A new report says al-Qaida is still, and will remain, the major threat to the
The report is known as a National Intelligence Estimate. Officials
this week released only what are called the key judgments of the sixteen
American intelligence agencies.
The organization led by Osama bin Laden is said to have re-established itself
as a center of worldwide Islamic terrorism. The report says al-Qaida operates
from the safety of Pakistan's tribal areas on the border with Afghanistan.
An estimate last year said al-Qaida was becoming less organized. But Ted
Gistaro, a national intelligence officer, says that appears to have changed. He
says al-Qaida has become more organized again and seeks to extend its reach,
especially with the group called al-Qaida in Iraq.
The report says al-Qaida is expected to intensify efforts to put operatives
in the United States. But it also says increased worldwide efforts to fight
terrorism have restricted the group's ability to attack the United States
homeland again. It says terrorist groups now see the country as a harder target
to strike than on September eleventh, two thousand one.
President Bush, commenting on the report, said al-Qaida is strong today, but

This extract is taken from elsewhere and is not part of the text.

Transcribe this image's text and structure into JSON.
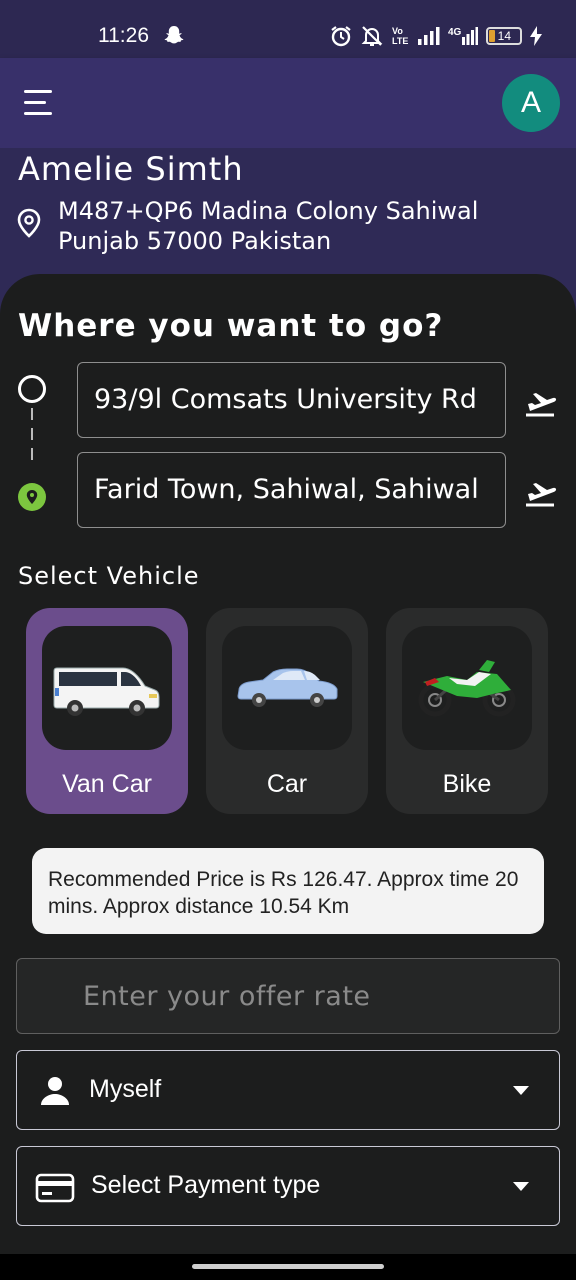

not nearly as strong as before the September eleventh attacks. He says the
reason why is because of efforts, in his words, "to defeat them where we find
Peter Zeihan is with Stratfor, a private intelligence company in Texas. He
agrees that al-Qaida leaders want to launch another major attack in the United
States. But he believes they lack the ability.
Another finding is that Hezbollah in Lebanon may be more likely to consider
attacking the United States over the next three years. The report says this is
possible if it sees the United States as a direct threat to the group or Iran.
In Congress, lawmakers from both parties used the intelligence estimate to
support their arguments over Iraq war policy. Republicans said the report shows
the continued need to fight al-Qaida in Iraq. Democrats said it shows the war
has created new terrorists while permitting al-Qaida to re-organize in Pakistan.
On Wednesday, Republican senators blocked an attempt to withdraw troops from
Iraq by April. This followed an all-night debate called by Democratic leaders to
persuade more Republicans to support it.
Lawmakers are expected to return to the Iraq debate in September. Congress
wants the American ambassador and top commander in Iraq to report then on the
progress of the recent troop increase.
For Americans, not all safety concerns involve terrorism. There is growing
debate about the safety of imported goods. Attention has centered on China after
recalls of a number of products made there.
On Wednesday, President Bush directed a group of cabinet members to look for
ways to make sure food and other imports are safe. They have sixty days,
possibly longer, to identify steps that can be taken without adding new costs.
And that's IN THE NEWS in VOA Special English, written by Brianna Blake. I'm